August 29th is the day that commemorates the Beheading of John the Baptist. Why is this Saint, almost uniquely, shown in many icons with wings?
After Pentecost, remembering the descent of the Holy Spirit, the Church celebrates the Sunday of All Saints. This is fitting, as the Saints are the result of the Holy Spirit being given to the Apostles, the fruits of that “grain … Continue reading →
A previous post on the Throne of Preparation showed the widespread (in time and location) practice of depicting the Holy Spirit as a dove. The Holy Spirit did descend “as a dove” at the Baptism of Christ, and so naturally … Continue reading →
The Hetoimasia (Gr. ἑτοιμασία, “preparation”), or Throne of Preparation, is one of the most widespread images in iconography, particularly in Orthodox Christianity. It very rarely dominates any composition it is part of, so the image and its significance can be … Continue reading →
There are over 400 occurrences of the word “joy” in the Bible, most of them referring to what awaits those who become close to God. So why do icons – portraits of people who have been received by Christ into … Continue reading →
The image above is of the interior of a dome at the 9th-century St Mark’s Basilica in Venice. The mosaic of gold, bronze and other precious materials dates from the 12th century and depicts the descent of the Holy Spirit … Continue reading →

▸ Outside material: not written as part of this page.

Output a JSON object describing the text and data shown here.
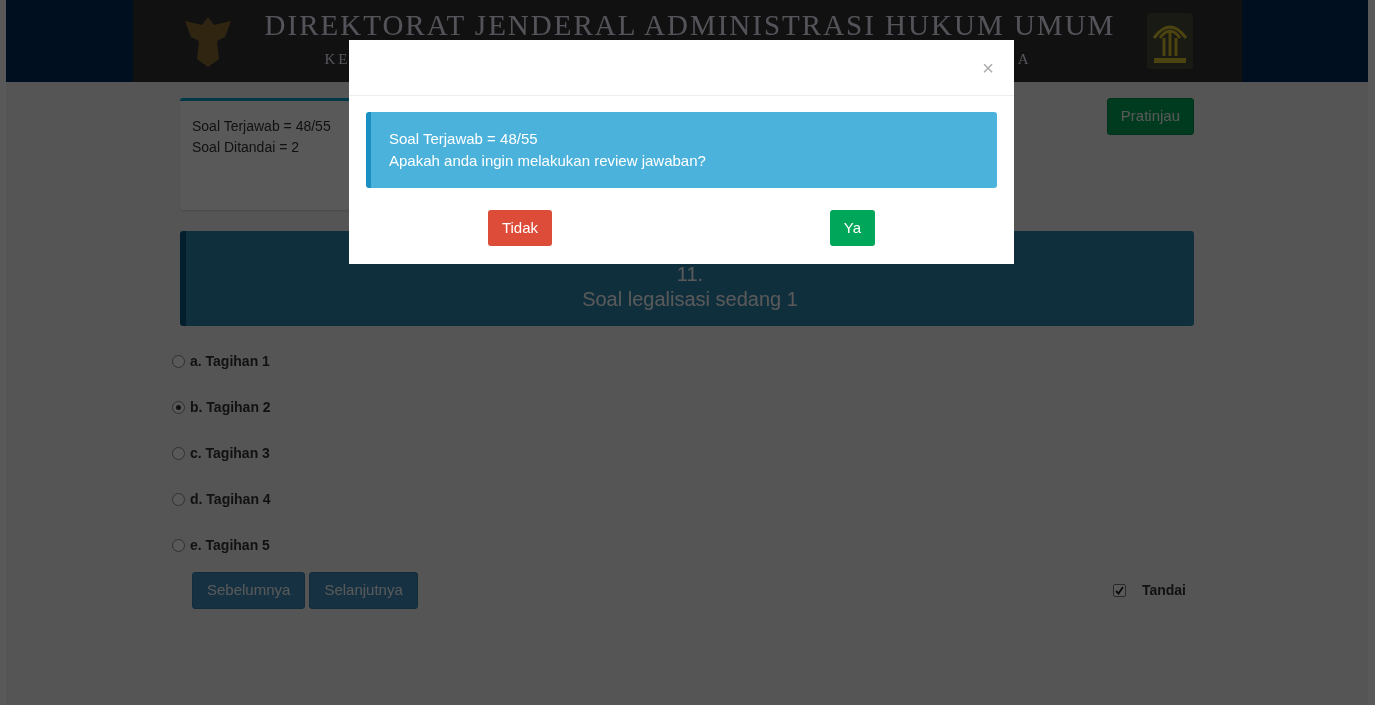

The Epitaphios (Gr. Επιτάφιος) is a large icon, usually embroidered, that depicts the burial of Christ. The name, epitaphios, literally means “winding-sheet”, and is used in services of Holy (Good) Friday and Holy Saturday to re-present the burial and funeral … Continue reading →